writer demonstrates great skill in maintaining a plain delivery throughout. The unadorned tone proves more and more effective as the story unfolds, precisely because it provides a powerful counterpoint to the content.

Technical qualities aside, what impressed me most about this story was the author’s convincing and clear-sighted evocation of dysfunctional family dynamics. The narrator, Caro, provides a sympathetic account of eight incidents in the life of her younger self, her twin brother Jamie and their parents. In failing to protect them from their father’s abusive behaviour, the mother – “a gentle, worn out soul’ – has evidently failed in her duty of care for the children, but it becomes clear that Caro doesn’t hold her to account for it: it’s a failure, so Caro believes, born of the mother’s own fear. In spite of everything, Caro goes to university and enjoys a successful career as a social worker. The twins remain close – united by their frightening childhood – but Jamie isn’t capable of the almost-saintly level of compassion demonstrated in the final snapshot chosen by Caro, in which she visits her aged and widowed father in a care home. Though it’s clear she has very little (if any) love left for her father, she has nonetheless arranged for him to have a room with a view because “his garden was the one thing he cherished when we were kids.” The father himself is the least emotionally literate of all – as becomes clear in the brilliant final sentence: “He seems to think that everything he did has made me what I am today.”

This is a rich and complex story of emotional rebellion and survival against the odds, shaped with great skill and persuasively told. A worthy winner.

Julia Copus, September 2015


“Twenty Forty Four” R M Neil

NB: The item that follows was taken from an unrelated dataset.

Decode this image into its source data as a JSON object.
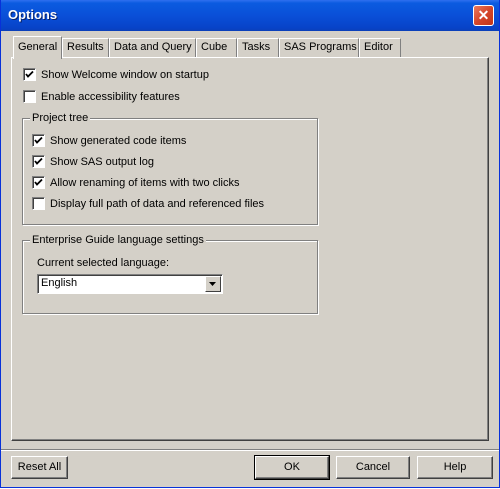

Curry Mallet_Twenty Forty Four by R.M. Neil


This story – a clever update of Orwell’s 1984 theme – is terrifically well written. Narrated by a self-styled redeemer of the people, it takes a futuristic look at the dehumanising effects of technological surveillance, as experienced by ‘Generation Y’. It considers the question of what happens when we all, as a society, turn a blind eye to the abuse of human rights. The narrator’s acts of rebellion start small but when a growing band of sympathisers joins forces with her/him, they make the joint decision to take matters into their own hands by switching off the single-use machines that control the country’s energy supply. Somewhat surprisingly – and perhaps a little too comfortably! – the operation goes off without a hitch and the country is plunged back into a state devoid of technology, in which the population is free to discover again “what it meant to be human”. This is a

lovely, thought-provoking and – for the most part – highly convincing piece written with great flair and precision.

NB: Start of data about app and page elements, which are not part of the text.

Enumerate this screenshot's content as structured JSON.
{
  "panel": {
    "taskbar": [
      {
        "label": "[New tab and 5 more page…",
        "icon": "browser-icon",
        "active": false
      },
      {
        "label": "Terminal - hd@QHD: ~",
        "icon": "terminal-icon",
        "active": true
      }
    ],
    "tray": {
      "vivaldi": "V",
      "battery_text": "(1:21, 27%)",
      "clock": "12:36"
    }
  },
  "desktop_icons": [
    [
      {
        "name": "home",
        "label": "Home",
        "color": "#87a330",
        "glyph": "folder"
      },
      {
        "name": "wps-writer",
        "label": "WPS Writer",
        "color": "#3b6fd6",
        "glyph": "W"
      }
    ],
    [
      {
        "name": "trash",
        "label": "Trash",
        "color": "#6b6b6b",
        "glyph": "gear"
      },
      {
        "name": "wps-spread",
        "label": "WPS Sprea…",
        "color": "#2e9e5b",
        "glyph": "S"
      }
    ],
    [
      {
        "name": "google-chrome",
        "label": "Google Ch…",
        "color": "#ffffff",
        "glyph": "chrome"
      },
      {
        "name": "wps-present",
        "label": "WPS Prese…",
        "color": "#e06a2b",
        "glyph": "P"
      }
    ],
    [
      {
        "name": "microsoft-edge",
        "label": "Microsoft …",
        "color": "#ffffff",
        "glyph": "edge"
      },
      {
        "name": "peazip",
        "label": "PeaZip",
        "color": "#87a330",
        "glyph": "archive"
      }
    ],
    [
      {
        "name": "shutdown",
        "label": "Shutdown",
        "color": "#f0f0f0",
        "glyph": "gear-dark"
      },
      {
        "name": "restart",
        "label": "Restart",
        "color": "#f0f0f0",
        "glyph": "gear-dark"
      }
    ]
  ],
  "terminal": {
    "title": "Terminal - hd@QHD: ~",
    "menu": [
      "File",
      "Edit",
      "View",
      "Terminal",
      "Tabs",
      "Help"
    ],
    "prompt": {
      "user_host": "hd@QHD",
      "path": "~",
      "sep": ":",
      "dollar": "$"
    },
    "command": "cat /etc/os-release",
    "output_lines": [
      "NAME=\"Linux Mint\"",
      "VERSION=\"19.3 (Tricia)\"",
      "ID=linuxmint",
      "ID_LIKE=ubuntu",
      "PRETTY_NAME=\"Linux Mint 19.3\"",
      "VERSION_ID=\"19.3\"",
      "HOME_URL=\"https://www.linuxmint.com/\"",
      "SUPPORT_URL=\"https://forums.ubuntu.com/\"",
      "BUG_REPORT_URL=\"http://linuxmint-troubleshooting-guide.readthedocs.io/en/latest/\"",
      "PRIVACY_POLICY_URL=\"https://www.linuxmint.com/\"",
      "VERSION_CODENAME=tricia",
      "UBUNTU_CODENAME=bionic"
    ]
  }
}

Julia Copus, September 2015


“The Flight of the Tawny Owl” by Jacqueline Bain of Paisley



This piece opens with the image of a blue flame travelling along a rope on a windless night. Throughout, it is full of equally wonderful atmospheric visual and aural details – the eerie rasping of barn owls, the eldritch-like form of a tawny owl, a cold, pre-dawn breeze… It tells the story of Kim and her super-confident companion, Enis – two women driven to militant acts by a common loathing of cruelty to animals. I particularly admired the author’s handling of the shifting relationship between the two women. Kim has always doted on her friend, happy to hang on to her coat tails, but now she is harbouring a secret: she is pregnant and finds herself torn between loyalty to her friend and the lure of impending motherhood. Does she sacrifice her integrity or does she continue collaborating in Enis’s lawless acts and thereby risk the safety of her child? And in any case, are things really as black and white as Enis believes? In the end, the choice isn’t Kim’s to make. The story’s climactic ending (in which police cars arrive as Enis flees across the fields) is handled with poise and restraint. It’s an ending worthy, in fact, of the rest of this astute and haunting tale.

Julia Copus, September 2015